The same could be said of Michael Brecker's feature on "Bird Song," another lovely performance that seems to be one card short of a full deck. The song itself derives as much from Stevie Wonder's "As" as much as it prefigures "Just The Two Of Us," one of the loveliest pop song performances ever.
"Layas" features remarkable solos by both Carlton and Brecker (backed by a Tom Scott-like horn section), and tremendously generous support from Pastorius on bass. The disco-fied "Do It," which was also the album's single and 12-inch dance single, doesn't spotlight any particular soloist - other than Colombier's synthesizer lead - but evidences nice bits of dueling clavinets from Colombier and Herbie Hancock (Hancock again featured on an anonymous keyboard!) and the dueling guitars of Larry Carlton and Ray Parker, Jr.
"Spring" - which also appears on the 2002 CD compilation Colombier Dreams - seems to be the only connection to the album's Vivaldi origins, but in name only. The piece finds Larry Carlton, Jaco Pastorius and Michel Colombier seemingly trading fours, as it were (get it?), with the LSO.
"The Dancing Bull" brings Tom Scott, in his only appearance on the album, to the fore on his signature-sounding lyricon, ably supported by a beautiful fusion bed of Colombier on Fender Rhodes and (Scott's former L.A. Express partner) Larry Carlton on guitar.
The classically-inspired, but brief, "Autumn Land" finds the solo pianist engaging with the LSO. This piece also sounds the most like a film-soundtrack piece - which is not bad, but it's at odds with everything that's come before it.
Truth be told, there was far too much music coming out of the fusion era that was sadly so indistinct as to be generic, which helped obliterate the movement…or slide it ever so regrettably into the "smooth jazz" genre.
Colombier's music deserved better. A different label? A different producer? Certainly the high-caliber of star players here probably deserved better too. High priced session players Lee Ritenour, Steve Gadd and Airto Moreira are almost superfluous here. There is even a feeling that these guys were told to blend in rather than shine. A true shame for players of this magnitude.

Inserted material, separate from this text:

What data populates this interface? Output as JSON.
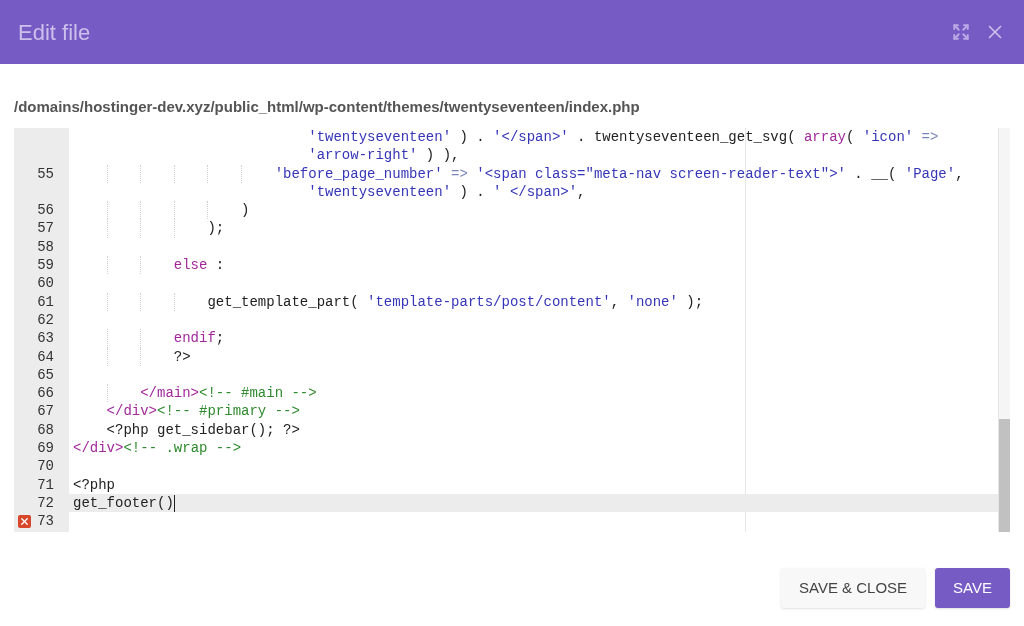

As a result, Michel Colombier is one of those fusion albums that boasts a first-rate cast that ends up in a second-tier performance (and unfortunately too many bargain bins). It's good, but hardly great.